* ASSIGNMENT *
Scan the records for the word "testDemoQt". Report each line where it occurs.

(Excerpts from an interface dataset)
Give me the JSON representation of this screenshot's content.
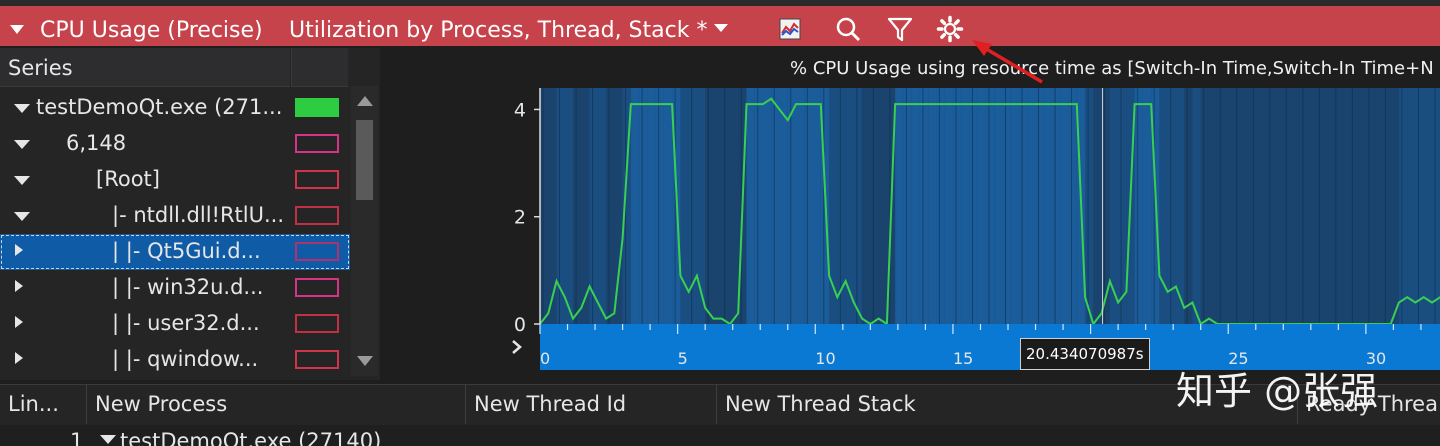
{
  "titlebar": {
    "graph_name": "CPU Usage (Precise)",
    "preset": "Utilization by Process, Thread, Stack *",
    "icons": [
      "chart-series-icon",
      "search-icon",
      "filter-icon",
      "settings-gear-icon"
    ]
  },
  "series_panel": {
    "header": "Series",
    "rows": [
      {
        "label": "testDemoQt.exe (271...",
        "expanded": true,
        "swatch": "#2ecc40",
        "filled": true
      },
      {
        "label": "6,148",
        "expanded": true,
        "swatch": "#d63384",
        "filled": false
      },
      {
        "label": "[Root]",
        "expanded": true,
        "swatch": "#d0344a",
        "filled": false
      },
      {
        "label": "|- ntdll.dll!RtlU...",
        "expanded": true,
        "swatch": "#c23045",
        "filled": false
      },
      {
        "label": "|    |- Qt5Gui.d...",
        "expanded": false,
        "swatch": "#b03070",
        "filled": false,
        "selected": true
      },
      {
        "label": "|    |- win32u.d...",
        "expanded": false,
        "swatch": "#d63384",
        "filled": false
      },
      {
        "label": "|    |- user32.d...",
        "expanded": false,
        "swatch": "#c23045",
        "filled": false
      },
      {
        "label": "|    |- qwindow...",
        "expanded": false,
        "swatch": "#d0344a",
        "filled": false
      }
    ]
  },
  "chart": {
    "title": "% CPU Usage using resource time as [Switch-In Time,Switch-In Time+N",
    "cursor_tooltip": "20.434070987s"
  },
  "chart_data": {
    "type": "line",
    "title": "% CPU Usage using resource time as [Switch-In Time,Switch-In Time+N",
    "y_ticks": [
      "0",
      "2",
      "4"
    ],
    "ylim": [
      0,
      4.4
    ],
    "x_ticks": [
      "0",
      "5",
      "10",
      "15",
      "20",
      "25",
      "30"
    ],
    "xlim": [
      0,
      34
    ],
    "cursor_x": 20.434070987,
    "series": [
      {
        "color": "#38d050",
        "x": [
          0,
          0.3,
          0.6,
          0.9,
          1.2,
          1.5,
          1.8,
          2.1,
          2.4,
          2.7,
          3.0,
          3.3,
          3.6,
          3.9,
          4.2,
          4.5,
          4.8,
          5.1,
          5.4,
          5.7,
          6.0,
          6.3,
          6.6,
          6.9,
          7.2,
          7.5,
          7.8,
          8.1,
          8.4,
          8.7,
          9.0,
          9.3,
          9.6,
          9.9,
          10.2,
          10.5,
          10.8,
          11.1,
          11.4,
          11.7,
          12.0,
          12.3,
          12.6,
          12.9,
          13.2,
          13.5,
          13.8,
          14.1,
          14.4,
          14.7,
          15.0,
          15.3,
          15.6,
          15.9,
          16.2,
          16.5,
          16.8,
          17.1,
          17.4,
          17.7,
          18.0,
          18.3,
          18.6,
          18.9,
          19.2,
          19.5,
          19.8,
          20.1,
          20.4,
          20.7,
          21.0,
          21.3,
          21.6,
          21.9,
          22.2,
          22.5,
          22.8,
          23.1,
          23.4,
          23.7,
          24.0,
          24.3,
          24.6,
          24.9,
          25.2,
          25.5,
          25.8,
          26.1,
          26.4,
          26.7,
          27.0,
          27.3,
          27.6,
          27.9,
          28.2,
          28.5,
          28.8,
          29.1,
          29.4,
          29.7,
          30.0,
          30.3,
          30.6,
          30.9,
          31.2,
          31.5,
          31.8,
          32.1,
          32.4,
          32.7,
          33.0,
          33.3,
          33.6,
          34.0
        ],
        "y": [
          0,
          0.2,
          0.8,
          0.5,
          0.1,
          0.3,
          0.7,
          0.4,
          0.1,
          0.2,
          1.6,
          4.1,
          4.1,
          4.1,
          4.1,
          4.1,
          4.1,
          0.9,
          0.6,
          0.9,
          0.3,
          0.1,
          0.1,
          0.0,
          0.2,
          4.1,
          4.1,
          4.1,
          4.2,
          4.0,
          3.8,
          4.1,
          4.1,
          4.1,
          4.1,
          0.9,
          0.5,
          0.8,
          0.4,
          0.1,
          0.0,
          0.1,
          0.0,
          4.1,
          4.1,
          4.1,
          4.1,
          4.1,
          4.1,
          4.1,
          4.1,
          4.1,
          4.1,
          4.1,
          4.1,
          4.1,
          4.1,
          4.1,
          4.1,
          4.1,
          4.1,
          4.1,
          4.1,
          4.1,
          4.1,
          4.1,
          0.5,
          0.0,
          0.2,
          0.8,
          0.4,
          0.6,
          4.1,
          4.1,
          4.1,
          0.9,
          0.6,
          0.7,
          0.3,
          0.4,
          0.0,
          0.1,
          0.0,
          0.0,
          0.0,
          0.0,
          0.0,
          0.0,
          0.0,
          0.0,
          0.0,
          0.0,
          0.0,
          0.0,
          0.0,
          0.0,
          0.0,
          0.0,
          0.0,
          0.0,
          0.0,
          0.0,
          0.0,
          0.0,
          0.4,
          0.5,
          0.4,
          0.5,
          0.4,
          0.5,
          0.5,
          0.4,
          0.1,
          0.0
        ]
      }
    ],
    "shading_color": "#1b5f9e",
    "axis_bar_color": "#0a79d4"
  },
  "grid": {
    "columns": [
      "Lin...",
      "New Process",
      "New Thread Id",
      "New Thread Stack",
      "Ready Threa"
    ],
    "first_row": {
      "line": "1",
      "process": "testDemoQt.exe (27140)"
    }
  },
  "watermark": "知乎 @张强"
}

* EXERCISE ANSWER *
        "label": "testDemoQt.exe (271...",
      "process": "testDemoQt.exe (27140)"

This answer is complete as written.